Buzachero and his staff also developed a new compensation strategy for nurses who had been underpaid compared to market norms -- making it tough to attract and retain top talent. Now, the company examines pay every six months and pays merit increases and bonuses for increased patient satisfaction.
Those efforts helped the company reduce the turnover rate for RNs to 8.6 percent in 2010, compared to 25 percent in 2002.
He also created the Scripps Employee One Hundred, a series of meetings in which rank-and-file employees can meet with the CEO and other top officials. To gain access, employees submit nomination forms and are generally high performers interested in getting candid answers about the direction of the company.
"It moves us all to a higher level of accountability," says Buzachero.
He also instituted in 2002 the first company-wide employee-engagement survey, in which 58 percent of employees at the time said Scripps was a great place to work. In 2010, that number climbed to 88 percent.
Buzachero got his taste for HR while serving as a manager for two different fast-food restaurants while attending college at the University of Alabama. He learned how making good hires and developing an engaged team leads to terrific results. He also saw the flip-side.

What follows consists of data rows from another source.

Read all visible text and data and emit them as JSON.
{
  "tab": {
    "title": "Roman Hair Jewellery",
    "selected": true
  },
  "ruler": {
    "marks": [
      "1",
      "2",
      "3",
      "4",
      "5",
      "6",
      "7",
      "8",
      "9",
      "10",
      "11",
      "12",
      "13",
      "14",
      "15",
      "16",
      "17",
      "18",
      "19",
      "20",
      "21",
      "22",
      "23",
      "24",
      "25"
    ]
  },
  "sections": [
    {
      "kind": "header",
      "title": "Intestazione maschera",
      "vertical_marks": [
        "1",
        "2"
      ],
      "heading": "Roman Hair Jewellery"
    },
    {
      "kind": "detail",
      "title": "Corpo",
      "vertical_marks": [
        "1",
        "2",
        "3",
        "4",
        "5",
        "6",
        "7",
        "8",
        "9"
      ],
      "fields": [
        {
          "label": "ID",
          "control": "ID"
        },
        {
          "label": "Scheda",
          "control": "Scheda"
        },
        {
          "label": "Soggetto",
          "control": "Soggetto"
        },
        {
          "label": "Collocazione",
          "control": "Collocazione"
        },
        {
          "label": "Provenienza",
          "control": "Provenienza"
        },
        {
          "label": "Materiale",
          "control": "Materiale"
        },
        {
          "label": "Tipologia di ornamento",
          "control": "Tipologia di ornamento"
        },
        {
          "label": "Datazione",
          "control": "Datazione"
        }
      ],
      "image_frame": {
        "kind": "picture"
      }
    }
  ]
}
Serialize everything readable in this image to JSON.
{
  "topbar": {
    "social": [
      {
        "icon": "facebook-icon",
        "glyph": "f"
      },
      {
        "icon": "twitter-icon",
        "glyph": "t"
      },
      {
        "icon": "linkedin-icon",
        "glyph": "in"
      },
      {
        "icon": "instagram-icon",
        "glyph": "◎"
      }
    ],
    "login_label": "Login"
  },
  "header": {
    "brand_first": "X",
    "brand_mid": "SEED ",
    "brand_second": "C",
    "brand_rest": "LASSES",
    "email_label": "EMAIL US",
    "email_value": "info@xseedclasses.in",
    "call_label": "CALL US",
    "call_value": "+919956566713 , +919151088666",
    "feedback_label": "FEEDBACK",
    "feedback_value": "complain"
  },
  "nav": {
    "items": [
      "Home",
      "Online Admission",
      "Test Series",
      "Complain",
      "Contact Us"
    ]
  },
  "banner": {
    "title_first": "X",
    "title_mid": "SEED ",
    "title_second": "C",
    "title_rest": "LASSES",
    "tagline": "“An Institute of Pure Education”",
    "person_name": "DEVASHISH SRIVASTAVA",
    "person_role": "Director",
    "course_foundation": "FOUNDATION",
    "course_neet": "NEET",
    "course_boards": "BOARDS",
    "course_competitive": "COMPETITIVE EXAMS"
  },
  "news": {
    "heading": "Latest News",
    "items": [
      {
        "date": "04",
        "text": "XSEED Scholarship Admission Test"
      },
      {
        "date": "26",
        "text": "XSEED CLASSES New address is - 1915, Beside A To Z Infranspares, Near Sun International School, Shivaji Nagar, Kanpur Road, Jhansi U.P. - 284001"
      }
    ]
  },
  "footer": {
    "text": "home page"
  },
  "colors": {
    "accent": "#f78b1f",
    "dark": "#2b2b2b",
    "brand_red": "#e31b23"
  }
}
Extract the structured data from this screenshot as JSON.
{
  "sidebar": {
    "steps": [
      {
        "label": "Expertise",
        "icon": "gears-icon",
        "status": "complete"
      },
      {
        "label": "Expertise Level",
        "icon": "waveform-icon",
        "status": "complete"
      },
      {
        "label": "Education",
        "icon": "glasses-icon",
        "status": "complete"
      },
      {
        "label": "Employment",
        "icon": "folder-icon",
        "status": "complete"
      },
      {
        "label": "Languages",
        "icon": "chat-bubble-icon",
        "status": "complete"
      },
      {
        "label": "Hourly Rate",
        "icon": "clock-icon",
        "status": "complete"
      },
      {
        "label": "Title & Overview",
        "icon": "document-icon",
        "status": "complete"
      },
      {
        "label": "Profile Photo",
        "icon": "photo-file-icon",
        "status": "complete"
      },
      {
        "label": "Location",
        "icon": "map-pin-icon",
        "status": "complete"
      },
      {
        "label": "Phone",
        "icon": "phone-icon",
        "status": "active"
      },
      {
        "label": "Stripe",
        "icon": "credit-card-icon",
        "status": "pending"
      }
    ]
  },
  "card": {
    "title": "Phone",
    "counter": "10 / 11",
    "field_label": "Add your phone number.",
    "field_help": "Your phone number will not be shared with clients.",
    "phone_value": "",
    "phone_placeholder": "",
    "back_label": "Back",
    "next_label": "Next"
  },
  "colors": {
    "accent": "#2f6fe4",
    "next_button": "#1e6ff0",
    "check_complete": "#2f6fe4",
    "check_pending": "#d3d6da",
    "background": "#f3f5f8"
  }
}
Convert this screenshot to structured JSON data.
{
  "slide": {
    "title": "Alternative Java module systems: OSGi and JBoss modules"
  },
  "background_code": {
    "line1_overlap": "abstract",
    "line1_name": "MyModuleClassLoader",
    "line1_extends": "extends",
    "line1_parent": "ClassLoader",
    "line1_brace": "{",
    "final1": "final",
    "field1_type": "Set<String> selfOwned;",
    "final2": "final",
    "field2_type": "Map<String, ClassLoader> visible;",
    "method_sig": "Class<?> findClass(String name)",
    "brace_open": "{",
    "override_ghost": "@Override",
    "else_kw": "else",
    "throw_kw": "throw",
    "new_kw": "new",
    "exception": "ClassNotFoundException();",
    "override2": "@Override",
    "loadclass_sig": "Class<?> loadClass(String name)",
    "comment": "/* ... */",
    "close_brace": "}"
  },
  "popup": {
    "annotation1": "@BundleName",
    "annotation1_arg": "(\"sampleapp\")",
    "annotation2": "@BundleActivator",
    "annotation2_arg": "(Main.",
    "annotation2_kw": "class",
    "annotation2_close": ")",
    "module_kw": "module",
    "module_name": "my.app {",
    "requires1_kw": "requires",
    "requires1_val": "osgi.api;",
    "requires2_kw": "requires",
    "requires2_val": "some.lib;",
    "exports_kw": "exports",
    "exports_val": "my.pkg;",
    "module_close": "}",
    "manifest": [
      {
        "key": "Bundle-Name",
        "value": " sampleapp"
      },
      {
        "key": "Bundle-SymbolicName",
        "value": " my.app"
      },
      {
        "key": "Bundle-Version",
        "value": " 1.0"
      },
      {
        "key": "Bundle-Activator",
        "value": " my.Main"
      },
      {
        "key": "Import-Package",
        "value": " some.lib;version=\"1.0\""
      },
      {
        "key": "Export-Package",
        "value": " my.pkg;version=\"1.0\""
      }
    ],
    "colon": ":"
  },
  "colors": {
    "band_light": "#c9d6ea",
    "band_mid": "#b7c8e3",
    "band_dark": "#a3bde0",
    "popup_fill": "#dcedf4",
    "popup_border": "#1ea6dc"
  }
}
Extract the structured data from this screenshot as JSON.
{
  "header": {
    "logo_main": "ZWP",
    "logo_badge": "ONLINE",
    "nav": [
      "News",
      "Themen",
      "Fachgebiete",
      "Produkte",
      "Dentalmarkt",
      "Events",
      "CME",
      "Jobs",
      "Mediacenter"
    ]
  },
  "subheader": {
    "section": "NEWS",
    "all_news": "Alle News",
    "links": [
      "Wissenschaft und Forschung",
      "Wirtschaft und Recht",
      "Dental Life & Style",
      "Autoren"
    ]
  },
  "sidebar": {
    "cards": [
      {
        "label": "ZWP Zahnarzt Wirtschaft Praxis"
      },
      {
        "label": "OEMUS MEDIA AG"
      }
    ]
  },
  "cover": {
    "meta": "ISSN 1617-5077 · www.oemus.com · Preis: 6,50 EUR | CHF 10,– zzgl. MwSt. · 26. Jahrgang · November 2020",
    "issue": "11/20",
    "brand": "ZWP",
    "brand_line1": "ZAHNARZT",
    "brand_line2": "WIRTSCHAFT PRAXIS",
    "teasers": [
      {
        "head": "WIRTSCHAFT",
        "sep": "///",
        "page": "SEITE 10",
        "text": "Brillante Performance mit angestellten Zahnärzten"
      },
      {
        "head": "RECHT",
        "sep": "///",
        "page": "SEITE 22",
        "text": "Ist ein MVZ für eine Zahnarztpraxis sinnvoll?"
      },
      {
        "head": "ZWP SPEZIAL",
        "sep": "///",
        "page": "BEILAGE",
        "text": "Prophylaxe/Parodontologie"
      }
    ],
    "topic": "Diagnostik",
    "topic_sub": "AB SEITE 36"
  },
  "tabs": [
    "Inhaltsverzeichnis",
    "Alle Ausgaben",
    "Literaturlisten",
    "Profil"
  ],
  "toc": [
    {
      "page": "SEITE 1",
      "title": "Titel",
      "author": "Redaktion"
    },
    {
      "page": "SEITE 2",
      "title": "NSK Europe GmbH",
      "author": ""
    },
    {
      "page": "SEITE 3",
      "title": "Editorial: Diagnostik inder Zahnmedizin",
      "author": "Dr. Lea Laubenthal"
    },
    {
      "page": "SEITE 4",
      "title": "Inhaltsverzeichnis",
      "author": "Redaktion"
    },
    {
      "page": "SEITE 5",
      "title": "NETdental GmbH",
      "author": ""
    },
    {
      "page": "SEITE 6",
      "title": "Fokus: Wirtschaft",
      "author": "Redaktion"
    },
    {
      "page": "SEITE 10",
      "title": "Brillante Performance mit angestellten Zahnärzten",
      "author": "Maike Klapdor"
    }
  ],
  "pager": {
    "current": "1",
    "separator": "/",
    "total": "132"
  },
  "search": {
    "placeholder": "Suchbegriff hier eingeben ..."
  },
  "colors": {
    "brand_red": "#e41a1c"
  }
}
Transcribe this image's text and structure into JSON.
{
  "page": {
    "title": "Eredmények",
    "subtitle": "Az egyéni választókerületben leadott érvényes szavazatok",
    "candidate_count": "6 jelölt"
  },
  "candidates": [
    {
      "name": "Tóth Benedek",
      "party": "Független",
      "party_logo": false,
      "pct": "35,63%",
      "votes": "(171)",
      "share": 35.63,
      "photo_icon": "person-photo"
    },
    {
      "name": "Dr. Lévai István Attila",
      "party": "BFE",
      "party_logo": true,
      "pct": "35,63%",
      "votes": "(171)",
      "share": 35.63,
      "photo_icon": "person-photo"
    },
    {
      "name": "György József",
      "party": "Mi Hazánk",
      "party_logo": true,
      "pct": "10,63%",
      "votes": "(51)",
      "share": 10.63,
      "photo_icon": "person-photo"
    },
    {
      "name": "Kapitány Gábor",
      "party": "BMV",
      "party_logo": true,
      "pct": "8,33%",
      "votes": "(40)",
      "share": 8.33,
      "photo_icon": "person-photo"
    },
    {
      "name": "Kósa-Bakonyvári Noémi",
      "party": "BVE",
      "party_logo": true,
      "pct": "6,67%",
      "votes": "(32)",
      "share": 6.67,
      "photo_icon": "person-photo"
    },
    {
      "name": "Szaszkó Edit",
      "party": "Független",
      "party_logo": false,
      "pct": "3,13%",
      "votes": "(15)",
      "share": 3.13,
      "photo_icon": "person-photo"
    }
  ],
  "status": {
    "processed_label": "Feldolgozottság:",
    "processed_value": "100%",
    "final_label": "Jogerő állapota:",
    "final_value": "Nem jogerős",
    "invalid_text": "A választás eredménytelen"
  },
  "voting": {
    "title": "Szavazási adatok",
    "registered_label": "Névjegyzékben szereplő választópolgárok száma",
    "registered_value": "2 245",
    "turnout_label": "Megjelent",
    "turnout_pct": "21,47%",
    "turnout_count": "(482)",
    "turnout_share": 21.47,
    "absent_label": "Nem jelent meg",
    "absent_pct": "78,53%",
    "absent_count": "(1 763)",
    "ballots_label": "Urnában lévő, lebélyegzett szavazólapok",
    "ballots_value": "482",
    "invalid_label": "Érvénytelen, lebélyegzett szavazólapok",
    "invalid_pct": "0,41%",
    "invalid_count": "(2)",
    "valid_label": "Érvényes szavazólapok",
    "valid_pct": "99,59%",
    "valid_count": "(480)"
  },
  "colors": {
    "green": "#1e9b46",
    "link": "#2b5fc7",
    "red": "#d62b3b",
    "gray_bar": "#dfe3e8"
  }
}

"I saw the criticality of how human capital can make a difference in the workplace," he says. "I enjoyed pulling together and building a team through selection [and] development, and watched how some teams outperformed others -- and that captivated [me]."
He saw each restaurant as profit-and-loss centers, and the experiences taught him the fundamentals of business.
"If they don't like the food and service, they're not coming back. Period," he says. "The basic principles of marketing, customer service, managing costs, growing revenues, managing a P&L, building a team -- I think that's transferable at any level."
Buzachero's first HR job was as an employment manager at a health system in Birmingham, Ala. (the company is now known as Tenet Health and based in Dallas.) In that role, he built recruiting campaigns on radio, TV and college campaigns, he says, which allowed him to "learn a lot about the business in a hurry."
From there, he served as the director of HR for a new hospital -- a big leap for an HR professional with as little experience as he had at the time.
"Others were offered the job before I was," he says, "but I jumped at it because it was a chance to do everything from the ground up. What better way to learn than to be thrown in and have to build everything from ground zero. If you inherit what others have built, the depth of your knowledge is somewhat limited.
"I think a lot of my early career success was my willingness to start at the bottom, roll up my sleeves, do it all and take a little bit of risk each time," he says.
One of his trademarks is a black notebook that he seems to carry everywhere -- so he's ready when an idea hits him.
"I'm constantly looking for ideas, opportunities and ways we can make a difference and create value," says Buzachero. "I think my staff and others get a kick out of it. About the time we're running out of things to do, my black journal comes out and I have a whole list of things to do that they haven't even thought about yet."
Scripps CEO Chris Van Gorder says Buzachero was instrumental in helping to take the HR function to a new level.
"When I first came to Scripps, we had very few internal educational opportunities for staff and management," he says. "Today, we have an array ... including the Employee 100, which was modeled after the Scripps Leadership Academy that I established 11 years ago. Today, Scripps employees can receive much of the education internally and, as a result, Scripps has become a career destination for many of our employees."